• **WORK TO BE COMPLETED**
Find all lines below containing the string "content" and return them.

• **THE RECORDS**
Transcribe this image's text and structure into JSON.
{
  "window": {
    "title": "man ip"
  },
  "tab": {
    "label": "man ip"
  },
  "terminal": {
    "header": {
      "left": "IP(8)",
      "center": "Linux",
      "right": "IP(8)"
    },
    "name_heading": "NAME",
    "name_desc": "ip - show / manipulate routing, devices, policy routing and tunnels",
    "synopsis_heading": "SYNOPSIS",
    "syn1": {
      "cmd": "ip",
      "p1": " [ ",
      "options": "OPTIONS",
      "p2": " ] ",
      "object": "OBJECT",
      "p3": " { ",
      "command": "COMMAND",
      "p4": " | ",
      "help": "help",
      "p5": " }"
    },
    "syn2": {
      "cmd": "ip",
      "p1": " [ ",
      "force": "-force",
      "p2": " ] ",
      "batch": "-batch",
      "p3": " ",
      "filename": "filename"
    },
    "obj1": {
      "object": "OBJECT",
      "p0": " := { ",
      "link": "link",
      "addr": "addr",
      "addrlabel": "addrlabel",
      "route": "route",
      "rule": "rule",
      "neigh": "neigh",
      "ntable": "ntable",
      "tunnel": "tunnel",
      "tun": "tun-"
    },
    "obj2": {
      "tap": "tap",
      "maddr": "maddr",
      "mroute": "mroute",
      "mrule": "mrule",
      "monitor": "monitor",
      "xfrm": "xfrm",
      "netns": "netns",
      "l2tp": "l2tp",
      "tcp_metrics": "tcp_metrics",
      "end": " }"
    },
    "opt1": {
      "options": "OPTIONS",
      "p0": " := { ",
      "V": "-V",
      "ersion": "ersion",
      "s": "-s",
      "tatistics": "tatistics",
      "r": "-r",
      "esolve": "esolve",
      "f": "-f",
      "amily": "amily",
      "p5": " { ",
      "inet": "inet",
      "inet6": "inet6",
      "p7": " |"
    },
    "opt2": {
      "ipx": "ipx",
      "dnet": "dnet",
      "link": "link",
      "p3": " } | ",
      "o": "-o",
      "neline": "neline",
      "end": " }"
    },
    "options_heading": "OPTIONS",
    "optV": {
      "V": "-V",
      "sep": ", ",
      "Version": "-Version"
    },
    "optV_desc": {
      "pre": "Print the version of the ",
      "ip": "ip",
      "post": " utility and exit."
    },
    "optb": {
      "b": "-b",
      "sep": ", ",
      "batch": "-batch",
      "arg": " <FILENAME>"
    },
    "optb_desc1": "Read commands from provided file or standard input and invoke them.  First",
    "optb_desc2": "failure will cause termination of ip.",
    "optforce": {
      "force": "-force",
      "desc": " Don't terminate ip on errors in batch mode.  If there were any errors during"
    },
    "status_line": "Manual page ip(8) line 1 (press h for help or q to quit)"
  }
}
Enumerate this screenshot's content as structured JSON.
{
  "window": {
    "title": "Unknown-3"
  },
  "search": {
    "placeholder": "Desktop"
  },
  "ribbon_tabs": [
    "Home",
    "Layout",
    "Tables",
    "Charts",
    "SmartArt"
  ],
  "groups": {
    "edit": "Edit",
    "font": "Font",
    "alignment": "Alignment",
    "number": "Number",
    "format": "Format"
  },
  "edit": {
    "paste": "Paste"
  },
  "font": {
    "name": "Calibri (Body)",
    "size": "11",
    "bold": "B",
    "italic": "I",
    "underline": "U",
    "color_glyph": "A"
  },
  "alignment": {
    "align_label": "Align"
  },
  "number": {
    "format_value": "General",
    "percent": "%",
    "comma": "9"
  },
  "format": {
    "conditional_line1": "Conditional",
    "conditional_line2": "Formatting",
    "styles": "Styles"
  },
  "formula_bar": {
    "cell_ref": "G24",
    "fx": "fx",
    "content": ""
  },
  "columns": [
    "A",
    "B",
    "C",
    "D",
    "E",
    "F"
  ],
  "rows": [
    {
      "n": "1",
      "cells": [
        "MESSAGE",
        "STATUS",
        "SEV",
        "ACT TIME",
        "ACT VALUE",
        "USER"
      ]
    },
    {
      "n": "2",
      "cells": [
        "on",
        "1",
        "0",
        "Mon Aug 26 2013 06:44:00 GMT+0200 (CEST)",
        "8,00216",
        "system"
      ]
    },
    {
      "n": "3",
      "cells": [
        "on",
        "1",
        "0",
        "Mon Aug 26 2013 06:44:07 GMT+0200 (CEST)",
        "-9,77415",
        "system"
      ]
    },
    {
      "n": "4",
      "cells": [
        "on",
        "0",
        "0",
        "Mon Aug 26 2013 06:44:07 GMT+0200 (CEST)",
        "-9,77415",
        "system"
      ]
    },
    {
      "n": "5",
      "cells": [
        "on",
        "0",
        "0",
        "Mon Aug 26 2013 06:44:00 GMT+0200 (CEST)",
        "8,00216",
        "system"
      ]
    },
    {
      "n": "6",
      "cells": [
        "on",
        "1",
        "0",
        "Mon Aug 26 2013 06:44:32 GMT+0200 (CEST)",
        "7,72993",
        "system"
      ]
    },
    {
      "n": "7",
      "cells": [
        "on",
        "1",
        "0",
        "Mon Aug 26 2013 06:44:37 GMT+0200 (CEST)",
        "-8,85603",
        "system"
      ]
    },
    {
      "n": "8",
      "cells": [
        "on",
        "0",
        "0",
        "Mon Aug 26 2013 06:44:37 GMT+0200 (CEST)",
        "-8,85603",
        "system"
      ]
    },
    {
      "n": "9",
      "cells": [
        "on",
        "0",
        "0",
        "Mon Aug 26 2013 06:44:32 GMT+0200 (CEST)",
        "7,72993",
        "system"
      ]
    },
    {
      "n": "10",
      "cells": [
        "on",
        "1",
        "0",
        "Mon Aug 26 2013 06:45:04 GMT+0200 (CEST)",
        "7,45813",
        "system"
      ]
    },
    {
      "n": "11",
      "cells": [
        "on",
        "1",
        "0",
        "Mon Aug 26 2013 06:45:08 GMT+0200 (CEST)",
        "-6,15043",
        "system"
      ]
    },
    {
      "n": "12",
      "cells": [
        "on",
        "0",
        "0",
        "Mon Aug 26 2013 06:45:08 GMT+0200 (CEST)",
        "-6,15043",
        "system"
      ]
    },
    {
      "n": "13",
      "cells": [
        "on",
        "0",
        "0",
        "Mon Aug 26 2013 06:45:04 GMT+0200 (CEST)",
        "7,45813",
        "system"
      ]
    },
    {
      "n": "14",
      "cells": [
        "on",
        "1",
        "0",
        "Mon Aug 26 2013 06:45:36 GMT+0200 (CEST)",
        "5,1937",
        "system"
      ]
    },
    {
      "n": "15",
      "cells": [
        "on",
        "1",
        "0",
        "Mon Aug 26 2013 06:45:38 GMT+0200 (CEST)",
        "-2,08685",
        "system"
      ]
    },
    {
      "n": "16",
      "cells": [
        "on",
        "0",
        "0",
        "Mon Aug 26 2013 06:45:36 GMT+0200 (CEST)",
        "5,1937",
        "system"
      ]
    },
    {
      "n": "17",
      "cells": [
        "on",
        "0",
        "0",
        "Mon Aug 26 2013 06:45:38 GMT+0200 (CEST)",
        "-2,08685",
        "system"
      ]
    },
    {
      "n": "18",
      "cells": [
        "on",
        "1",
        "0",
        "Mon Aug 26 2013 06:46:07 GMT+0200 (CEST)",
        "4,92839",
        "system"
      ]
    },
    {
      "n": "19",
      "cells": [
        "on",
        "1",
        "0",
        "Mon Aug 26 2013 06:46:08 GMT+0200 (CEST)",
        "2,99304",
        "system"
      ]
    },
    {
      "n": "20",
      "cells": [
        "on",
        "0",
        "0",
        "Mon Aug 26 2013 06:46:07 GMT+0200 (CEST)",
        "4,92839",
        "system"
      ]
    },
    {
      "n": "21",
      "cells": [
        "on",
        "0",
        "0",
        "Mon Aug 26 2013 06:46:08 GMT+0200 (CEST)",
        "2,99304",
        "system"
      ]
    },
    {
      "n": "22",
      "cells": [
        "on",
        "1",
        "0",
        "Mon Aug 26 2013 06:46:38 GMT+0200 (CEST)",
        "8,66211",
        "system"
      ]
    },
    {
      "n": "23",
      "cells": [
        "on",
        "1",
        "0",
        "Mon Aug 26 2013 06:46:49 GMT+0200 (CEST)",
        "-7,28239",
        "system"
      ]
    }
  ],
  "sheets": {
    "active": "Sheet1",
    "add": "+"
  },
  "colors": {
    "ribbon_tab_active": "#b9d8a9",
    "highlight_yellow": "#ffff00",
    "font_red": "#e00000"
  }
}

• **COMPLETED TASK**
Enumerate this screenshot's content as structured JSON.
    "content": ""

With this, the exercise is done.